What you need to do = Send back the entries below exactly as they appear.

Records for processing =
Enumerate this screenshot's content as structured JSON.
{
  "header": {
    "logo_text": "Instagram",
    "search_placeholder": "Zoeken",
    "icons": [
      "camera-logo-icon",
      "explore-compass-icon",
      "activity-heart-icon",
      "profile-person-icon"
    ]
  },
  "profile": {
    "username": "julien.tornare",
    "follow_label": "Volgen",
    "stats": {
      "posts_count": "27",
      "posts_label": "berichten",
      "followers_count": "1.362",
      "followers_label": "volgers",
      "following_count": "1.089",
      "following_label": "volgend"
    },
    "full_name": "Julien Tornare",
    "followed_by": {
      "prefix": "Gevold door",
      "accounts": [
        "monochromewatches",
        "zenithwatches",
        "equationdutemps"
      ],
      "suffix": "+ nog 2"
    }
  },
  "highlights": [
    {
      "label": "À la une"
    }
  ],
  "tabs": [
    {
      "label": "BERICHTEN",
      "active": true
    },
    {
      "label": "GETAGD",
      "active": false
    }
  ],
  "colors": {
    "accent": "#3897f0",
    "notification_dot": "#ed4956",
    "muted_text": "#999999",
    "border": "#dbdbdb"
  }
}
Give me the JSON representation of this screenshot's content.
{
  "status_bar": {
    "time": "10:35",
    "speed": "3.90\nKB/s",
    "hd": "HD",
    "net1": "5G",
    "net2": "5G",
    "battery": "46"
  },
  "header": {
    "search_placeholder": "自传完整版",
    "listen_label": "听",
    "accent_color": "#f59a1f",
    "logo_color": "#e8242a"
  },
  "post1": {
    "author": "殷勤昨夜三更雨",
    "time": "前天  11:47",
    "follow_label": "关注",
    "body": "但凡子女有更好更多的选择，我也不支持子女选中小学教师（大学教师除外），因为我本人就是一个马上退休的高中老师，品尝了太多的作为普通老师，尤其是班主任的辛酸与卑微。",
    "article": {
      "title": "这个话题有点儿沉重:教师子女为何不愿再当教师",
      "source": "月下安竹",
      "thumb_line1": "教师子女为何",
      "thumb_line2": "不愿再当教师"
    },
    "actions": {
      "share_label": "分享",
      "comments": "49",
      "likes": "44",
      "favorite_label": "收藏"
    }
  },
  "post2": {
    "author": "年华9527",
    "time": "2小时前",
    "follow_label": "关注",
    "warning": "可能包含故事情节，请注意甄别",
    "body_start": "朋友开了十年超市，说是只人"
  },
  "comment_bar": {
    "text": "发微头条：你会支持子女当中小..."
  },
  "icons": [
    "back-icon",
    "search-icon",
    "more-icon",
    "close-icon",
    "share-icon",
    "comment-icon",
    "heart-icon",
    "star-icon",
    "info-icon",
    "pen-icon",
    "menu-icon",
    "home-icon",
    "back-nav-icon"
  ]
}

Result =
Enumerate this screenshot's content as structured JSON.
{
  "header": {
    "logo_text": "Instagram",
    "search_placeholder": "Zoeken",
    "icons": [
      "camera-logo-icon",
      "explore-compass-icon",
      "activity-heart-icon",
      "profile-person-icon"
    ]
  },
  "profile": {
    "username": "julien.tornare",
    "follow_label": "Volgen",
    "stats": {
      "posts_count": "27",
      "posts_label": "berichten",
      "followers_count": "1.362",
      "followers_label": "volgers",
      "following_count": "1.089",
      "following_label": "volgend"
    },
    "full_name": "Julien Tornare",
    "followed_by": {
      "prefix": "Gevold door",
      "accounts": [
        "monochromewatches",
        "zenithwatches",
        "equationdutemps"
      ],
      "suffix": "+ nog 2"
    }
  },
  "highlights": [
    {
      "label": "À la une"
    }
  ],
  "tabs": [
    {
      "label": "BERICHTEN",
      "active": true
    },
    {
      "label": "GETAGD",
      "active": false
    }
  ],
  "colors": {
    "accent": "#3897f0",
    "notification_dot": "#ed4956",
    "muted_text": "#999999",
    "border": "#dbdbdb"
  }
}
Give me the JSON representation of this screenshot's content.
{
  "status_bar": {
    "time": "10:35",
    "speed": "3.90\nKB/s",
    "hd": "HD",
    "net1": "5G",
    "net2": "5G",
    "battery": "46"
  },
  "header": {
    "search_placeholder": "自传完整版",
    "listen_label": "听",
    "accent_color": "#f59a1f",
    "logo_color": "#e8242a"
  },
  "post1": {
    "author": "殷勤昨夜三更雨",
    "time": "前天  11:47",
    "follow_label": "关注",
    "body": "但凡子女有更好更多的选择，我也不支持子女选中小学教师（大学教师除外），因为我本人就是一个马上退休的高中老师，品尝了太多的作为普通老师，尤其是班主任的辛酸与卑微。",
    "article": {
      "title": "这个话题有点儿沉重:教师子女为何不愿再当教师",
      "source": "月下安竹",
      "thumb_line1": "教师子女为何",
      "thumb_line2": "不愿再当教师"
    },
    "actions": {
      "share_label": "分享",
      "comments": "49",
      "likes": "44",
      "favorite_label": "收藏"
    }
  },
  "post2": {
    "author": "年华9527",
    "time": "2小时前",
    "follow_label": "关注",
    "warning": "可能包含故事情节，请注意甄别",
    "body_start": "朋友开了十年超市，说是只人"
  },
  "comment_bar": {
    "text": "发微头条：你会支持子女当中小..."
  },
  "icons": [
    "back-icon",
    "search-icon",
    "more-icon",
    "close-icon",
    "share-icon",
    "comment-icon",
    "heart-icon",
    "star-icon",
    "info-icon",
    "pen-icon",
    "menu-icon",
    "home-icon",
    "back-nav-icon"
  ]
}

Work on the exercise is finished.